REQUIRED WORK
Note each line in the data holding the string "tableMinColumnWidth" and report it.

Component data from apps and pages
⁂
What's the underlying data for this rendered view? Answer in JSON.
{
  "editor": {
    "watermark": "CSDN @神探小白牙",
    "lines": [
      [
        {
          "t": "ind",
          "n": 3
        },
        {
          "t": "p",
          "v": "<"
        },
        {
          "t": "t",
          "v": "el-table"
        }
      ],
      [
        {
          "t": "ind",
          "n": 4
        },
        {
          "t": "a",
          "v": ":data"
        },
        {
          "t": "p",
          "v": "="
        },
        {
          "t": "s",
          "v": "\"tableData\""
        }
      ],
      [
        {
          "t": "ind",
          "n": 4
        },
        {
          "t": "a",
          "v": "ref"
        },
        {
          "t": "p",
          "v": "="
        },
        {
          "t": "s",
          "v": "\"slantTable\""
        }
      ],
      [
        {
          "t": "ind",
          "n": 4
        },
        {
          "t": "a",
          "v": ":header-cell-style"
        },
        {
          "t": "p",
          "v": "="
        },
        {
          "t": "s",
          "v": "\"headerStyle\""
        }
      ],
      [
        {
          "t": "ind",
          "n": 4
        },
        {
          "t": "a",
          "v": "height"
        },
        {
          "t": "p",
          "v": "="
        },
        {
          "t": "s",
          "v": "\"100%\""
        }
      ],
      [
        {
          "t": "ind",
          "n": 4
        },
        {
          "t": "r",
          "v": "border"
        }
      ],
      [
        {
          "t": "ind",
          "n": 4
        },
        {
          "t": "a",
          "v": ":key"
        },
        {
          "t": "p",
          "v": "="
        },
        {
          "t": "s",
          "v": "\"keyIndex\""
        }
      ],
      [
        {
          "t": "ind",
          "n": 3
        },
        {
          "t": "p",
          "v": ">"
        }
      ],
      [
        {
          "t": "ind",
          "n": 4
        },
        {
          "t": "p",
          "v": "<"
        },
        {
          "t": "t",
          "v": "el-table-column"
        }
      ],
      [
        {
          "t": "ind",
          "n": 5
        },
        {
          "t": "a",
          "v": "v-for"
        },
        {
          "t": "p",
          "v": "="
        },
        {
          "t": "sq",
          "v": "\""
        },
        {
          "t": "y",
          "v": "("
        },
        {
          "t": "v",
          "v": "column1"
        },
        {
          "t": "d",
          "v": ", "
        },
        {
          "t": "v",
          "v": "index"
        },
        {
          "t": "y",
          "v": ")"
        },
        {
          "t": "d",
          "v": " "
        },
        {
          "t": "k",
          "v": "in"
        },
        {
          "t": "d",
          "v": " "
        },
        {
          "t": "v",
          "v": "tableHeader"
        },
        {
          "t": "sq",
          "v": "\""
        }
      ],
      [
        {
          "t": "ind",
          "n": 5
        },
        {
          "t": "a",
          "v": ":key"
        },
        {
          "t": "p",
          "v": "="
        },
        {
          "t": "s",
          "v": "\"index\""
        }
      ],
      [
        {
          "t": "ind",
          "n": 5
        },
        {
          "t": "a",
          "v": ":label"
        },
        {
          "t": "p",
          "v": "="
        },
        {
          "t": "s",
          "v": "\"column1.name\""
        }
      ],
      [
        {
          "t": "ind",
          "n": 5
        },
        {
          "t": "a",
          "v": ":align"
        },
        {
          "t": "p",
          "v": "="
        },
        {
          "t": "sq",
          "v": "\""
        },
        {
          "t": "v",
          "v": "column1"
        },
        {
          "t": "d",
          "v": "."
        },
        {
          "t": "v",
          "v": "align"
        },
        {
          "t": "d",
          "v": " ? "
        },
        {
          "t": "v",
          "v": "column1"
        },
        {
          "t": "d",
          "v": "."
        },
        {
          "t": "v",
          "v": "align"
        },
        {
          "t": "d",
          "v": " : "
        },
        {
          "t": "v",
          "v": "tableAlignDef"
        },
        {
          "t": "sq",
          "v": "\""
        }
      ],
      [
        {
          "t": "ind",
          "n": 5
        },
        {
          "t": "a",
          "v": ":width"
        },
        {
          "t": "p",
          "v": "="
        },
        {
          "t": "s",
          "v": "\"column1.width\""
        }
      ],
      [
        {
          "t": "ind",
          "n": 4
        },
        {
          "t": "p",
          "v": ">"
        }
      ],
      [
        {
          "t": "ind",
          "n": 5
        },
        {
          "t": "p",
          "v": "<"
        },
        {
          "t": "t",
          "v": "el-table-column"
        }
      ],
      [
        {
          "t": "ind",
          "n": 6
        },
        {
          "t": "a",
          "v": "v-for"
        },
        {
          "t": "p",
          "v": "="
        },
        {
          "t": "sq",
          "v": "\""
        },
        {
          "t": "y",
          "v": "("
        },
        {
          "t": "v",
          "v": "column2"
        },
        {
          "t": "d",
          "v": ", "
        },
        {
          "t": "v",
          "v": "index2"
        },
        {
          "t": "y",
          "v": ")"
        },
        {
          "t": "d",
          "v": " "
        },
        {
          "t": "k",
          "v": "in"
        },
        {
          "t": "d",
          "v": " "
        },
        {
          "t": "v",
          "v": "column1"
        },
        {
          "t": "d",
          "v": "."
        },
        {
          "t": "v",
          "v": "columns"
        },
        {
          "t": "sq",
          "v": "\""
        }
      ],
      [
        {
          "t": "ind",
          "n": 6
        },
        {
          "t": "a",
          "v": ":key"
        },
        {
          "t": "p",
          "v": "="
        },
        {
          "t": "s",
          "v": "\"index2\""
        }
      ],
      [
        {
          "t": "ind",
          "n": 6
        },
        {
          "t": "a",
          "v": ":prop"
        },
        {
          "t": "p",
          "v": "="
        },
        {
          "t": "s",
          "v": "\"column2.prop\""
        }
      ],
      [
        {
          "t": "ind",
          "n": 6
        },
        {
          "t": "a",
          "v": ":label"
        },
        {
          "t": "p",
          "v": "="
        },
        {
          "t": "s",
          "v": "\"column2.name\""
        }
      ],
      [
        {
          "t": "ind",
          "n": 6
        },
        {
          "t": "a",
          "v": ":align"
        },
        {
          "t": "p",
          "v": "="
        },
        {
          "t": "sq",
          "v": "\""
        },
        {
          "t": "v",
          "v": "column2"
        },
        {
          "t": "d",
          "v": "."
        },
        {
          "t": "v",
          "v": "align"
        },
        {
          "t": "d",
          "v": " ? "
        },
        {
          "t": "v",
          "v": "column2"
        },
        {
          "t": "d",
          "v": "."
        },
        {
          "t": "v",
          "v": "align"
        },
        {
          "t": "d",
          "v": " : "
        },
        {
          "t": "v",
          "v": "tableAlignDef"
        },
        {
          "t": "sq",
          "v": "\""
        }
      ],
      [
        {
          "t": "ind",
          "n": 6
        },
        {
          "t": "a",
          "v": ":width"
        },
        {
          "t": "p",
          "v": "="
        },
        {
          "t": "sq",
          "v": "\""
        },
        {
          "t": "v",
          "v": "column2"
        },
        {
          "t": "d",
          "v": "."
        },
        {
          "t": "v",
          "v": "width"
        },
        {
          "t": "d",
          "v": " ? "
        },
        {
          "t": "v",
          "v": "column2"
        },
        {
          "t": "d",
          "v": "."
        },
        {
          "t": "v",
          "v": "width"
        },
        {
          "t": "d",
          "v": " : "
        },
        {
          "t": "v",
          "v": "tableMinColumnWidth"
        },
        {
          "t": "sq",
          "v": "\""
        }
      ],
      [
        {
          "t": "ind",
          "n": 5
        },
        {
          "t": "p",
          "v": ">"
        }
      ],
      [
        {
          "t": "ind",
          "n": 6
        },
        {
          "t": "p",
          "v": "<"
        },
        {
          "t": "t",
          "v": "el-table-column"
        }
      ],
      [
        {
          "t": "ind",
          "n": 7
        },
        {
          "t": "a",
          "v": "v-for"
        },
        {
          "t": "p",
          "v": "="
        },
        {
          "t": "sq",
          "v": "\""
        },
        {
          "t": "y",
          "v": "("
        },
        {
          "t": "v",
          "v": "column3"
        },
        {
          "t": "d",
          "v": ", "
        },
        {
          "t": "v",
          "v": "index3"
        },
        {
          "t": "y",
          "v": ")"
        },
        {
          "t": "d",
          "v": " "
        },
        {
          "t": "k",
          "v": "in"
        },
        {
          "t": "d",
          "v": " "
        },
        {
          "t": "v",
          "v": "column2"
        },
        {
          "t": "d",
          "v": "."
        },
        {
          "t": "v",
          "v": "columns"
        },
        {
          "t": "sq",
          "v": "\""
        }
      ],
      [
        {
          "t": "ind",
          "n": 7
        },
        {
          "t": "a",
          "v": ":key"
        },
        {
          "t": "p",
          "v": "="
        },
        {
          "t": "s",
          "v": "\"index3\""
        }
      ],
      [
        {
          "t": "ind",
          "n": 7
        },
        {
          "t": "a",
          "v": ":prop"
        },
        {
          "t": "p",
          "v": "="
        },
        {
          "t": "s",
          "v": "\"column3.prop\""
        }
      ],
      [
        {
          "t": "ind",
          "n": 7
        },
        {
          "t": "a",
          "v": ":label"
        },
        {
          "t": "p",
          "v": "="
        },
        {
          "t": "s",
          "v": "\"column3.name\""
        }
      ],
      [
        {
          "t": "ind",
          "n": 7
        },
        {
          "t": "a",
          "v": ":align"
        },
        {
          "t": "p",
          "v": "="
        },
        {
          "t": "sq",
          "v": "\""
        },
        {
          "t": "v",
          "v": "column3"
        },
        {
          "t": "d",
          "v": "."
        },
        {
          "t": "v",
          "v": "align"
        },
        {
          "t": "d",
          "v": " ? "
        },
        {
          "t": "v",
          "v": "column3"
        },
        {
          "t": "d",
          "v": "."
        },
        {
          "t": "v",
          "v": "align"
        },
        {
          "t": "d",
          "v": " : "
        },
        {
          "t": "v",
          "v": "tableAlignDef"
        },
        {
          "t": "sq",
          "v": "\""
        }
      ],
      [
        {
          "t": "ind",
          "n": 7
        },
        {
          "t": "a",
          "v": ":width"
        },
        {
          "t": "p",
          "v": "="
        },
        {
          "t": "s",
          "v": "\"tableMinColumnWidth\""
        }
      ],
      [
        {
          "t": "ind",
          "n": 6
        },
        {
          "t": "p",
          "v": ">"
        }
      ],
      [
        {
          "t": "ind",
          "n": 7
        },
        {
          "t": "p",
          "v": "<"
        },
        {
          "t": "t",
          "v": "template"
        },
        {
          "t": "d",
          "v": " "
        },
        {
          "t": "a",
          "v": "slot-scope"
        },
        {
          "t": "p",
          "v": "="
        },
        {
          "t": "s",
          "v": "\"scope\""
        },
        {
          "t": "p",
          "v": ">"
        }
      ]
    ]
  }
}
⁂
EXERCISE RESPONSE
          "v": "tableMinColumnWidth"
          "v": "\"tableMinColumnWidth\""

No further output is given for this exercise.